Every entry must be repeated exactly in the answer.

▶ _INPUT DATA_

══════

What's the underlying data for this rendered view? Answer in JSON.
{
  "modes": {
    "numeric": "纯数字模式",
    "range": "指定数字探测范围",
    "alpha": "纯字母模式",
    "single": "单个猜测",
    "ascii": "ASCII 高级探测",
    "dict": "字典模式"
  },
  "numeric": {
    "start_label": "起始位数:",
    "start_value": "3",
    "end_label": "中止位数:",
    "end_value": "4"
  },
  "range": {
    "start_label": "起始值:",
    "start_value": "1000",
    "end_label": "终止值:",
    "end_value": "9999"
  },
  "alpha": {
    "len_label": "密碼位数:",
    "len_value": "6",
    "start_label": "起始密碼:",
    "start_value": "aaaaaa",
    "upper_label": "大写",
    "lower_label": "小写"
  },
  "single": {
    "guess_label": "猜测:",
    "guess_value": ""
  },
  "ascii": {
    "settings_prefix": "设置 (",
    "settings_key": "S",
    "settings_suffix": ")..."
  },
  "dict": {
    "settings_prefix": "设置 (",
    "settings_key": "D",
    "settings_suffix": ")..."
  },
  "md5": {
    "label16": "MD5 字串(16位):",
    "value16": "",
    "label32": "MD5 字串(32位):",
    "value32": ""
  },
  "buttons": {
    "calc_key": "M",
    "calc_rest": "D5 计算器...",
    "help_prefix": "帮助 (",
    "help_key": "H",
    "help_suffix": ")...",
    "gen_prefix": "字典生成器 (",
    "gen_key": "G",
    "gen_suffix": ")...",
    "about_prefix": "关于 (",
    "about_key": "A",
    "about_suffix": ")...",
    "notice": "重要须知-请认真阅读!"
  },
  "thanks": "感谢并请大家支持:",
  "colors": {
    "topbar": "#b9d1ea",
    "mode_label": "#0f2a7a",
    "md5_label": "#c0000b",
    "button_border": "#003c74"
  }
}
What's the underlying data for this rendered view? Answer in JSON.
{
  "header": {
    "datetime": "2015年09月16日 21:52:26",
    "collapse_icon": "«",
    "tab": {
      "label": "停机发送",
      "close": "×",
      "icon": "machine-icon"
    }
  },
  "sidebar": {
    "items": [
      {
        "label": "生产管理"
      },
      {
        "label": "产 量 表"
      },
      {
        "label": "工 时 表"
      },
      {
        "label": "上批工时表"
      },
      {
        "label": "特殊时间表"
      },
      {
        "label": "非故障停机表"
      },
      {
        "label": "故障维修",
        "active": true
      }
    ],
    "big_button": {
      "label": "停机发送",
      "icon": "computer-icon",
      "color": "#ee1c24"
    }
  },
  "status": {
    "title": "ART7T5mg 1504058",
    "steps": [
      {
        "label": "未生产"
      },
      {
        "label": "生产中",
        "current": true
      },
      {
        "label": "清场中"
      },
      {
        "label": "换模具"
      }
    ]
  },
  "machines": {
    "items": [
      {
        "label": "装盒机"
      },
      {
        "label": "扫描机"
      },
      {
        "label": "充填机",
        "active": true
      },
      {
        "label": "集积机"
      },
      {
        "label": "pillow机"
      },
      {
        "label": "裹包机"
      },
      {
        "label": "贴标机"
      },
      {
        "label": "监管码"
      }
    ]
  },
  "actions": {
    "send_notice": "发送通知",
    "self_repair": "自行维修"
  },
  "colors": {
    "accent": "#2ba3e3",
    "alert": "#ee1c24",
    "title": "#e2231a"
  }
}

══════

▶ _EXPECTED OUTPUT_
What's the underlying data for this rendered view? Answer in JSON.
{
  "modes": {
    "numeric": "纯数字模式",
    "range": "指定数字探测范围",
    "alpha": "纯字母模式",
    "single": "单个猜测",
    "ascii": "ASCII 高级探测",
    "dict": "字典模式"
  },
  "numeric": {
    "start_label": "起始位数:",
    "start_value": "3",
    "end_label": "中止位数:",
    "end_value": "4"
  },
  "range": {
    "start_label": "起始值:",
    "start_value": "1000",
    "end_label": "终止值:",
    "end_value": "9999"
  },
  "alpha": {
    "len_label": "密碼位数:",
    "len_value": "6",
    "start_label": "起始密碼:",
    "start_value": "aaaaaa",
    "upper_label": "大写",
    "lower_label": "小写"
  },
  "single": {
    "guess_label": "猜测:",
    "guess_value": ""
  },
  "ascii": {
    "settings_prefix": "设置 (",
    "settings_key": "S",
    "settings_suffix": ")..."
  },
  "dict": {
    "settings_prefix": "设置 (",
    "settings_key": "D",
    "settings_suffix": ")..."
  },
  "md5": {
    "label16": "MD5 字串(16位):",
    "value16": "",
    "label32": "MD5 字串(32位):",
    "value32": ""
  },
  "buttons": {
    "calc_key": "M",
    "calc_rest": "D5 计算器...",
    "help_prefix": "帮助 (",
    "help_key": "H",
    "help_suffix": ")...",
    "gen_prefix": "字典生成器 (",
    "gen_key": "G",
    "gen_suffix": ")...",
    "about_prefix": "关于 (",
    "about_key": "A",
    "about_suffix": ")...",
    "notice": "重要须知-请认真阅读!"
  },
  "thanks": "感谢并请大家支持:",
  "colors": {
    "topbar": "#b9d1ea",
    "mode_label": "#0f2a7a",
    "md5_label": "#c0000b",
    "button_border": "#003c74"
  }
}
What's the underlying data for this rendered view? Answer in JSON.
{
  "header": {
    "datetime": "2015年09月16日 21:52:26",
    "collapse_icon": "«",
    "tab": {
      "label": "停机发送",
      "close": "×",
      "icon": "machine-icon"
    }
  },
  "sidebar": {
    "items": [
      {
        "label": "生产管理"
      },
      {
        "label": "产 量 表"
      },
      {
        "label": "工 时 表"
      },
      {
        "label": "上批工时表"
      },
      {
        "label": "特殊时间表"
      },
      {
        "label": "非故障停机表"
      },
      {
        "label": "故障维修",
        "active": true
      }
    ],
    "big_button": {
      "label": "停机发送",
      "icon": "computer-icon",
      "color": "#ee1c24"
    }
  },
  "status": {
    "title": "ART7T5mg 1504058",
    "steps": [
      {
        "label": "未生产"
      },
      {
        "label": "生产中",
        "current": true
      },
      {
        "label": "清场中"
      },
      {
        "label": "换模具"
      }
    ]
  },
  "machines": {
    "items": [
      {
        "label": "装盒机"
      },
      {
        "label": "扫描机"
      },
      {
        "label": "充填机",
        "active": true
      },
      {
        "label": "集积机"
      },
      {
        "label": "pillow机"
      },
      {
        "label": "裹包机"
      },
      {
        "label": "贴标机"
      },
      {
        "label": "监管码"
      }
    ]
  },
  "actions": {
    "send_notice": "发送通知",
    "self_repair": "自行维修"
  },
  "colors": {
    "accent": "#2ba3e3",
    "alert": "#ee1c24",
    "title": "#e2231a"
  }
}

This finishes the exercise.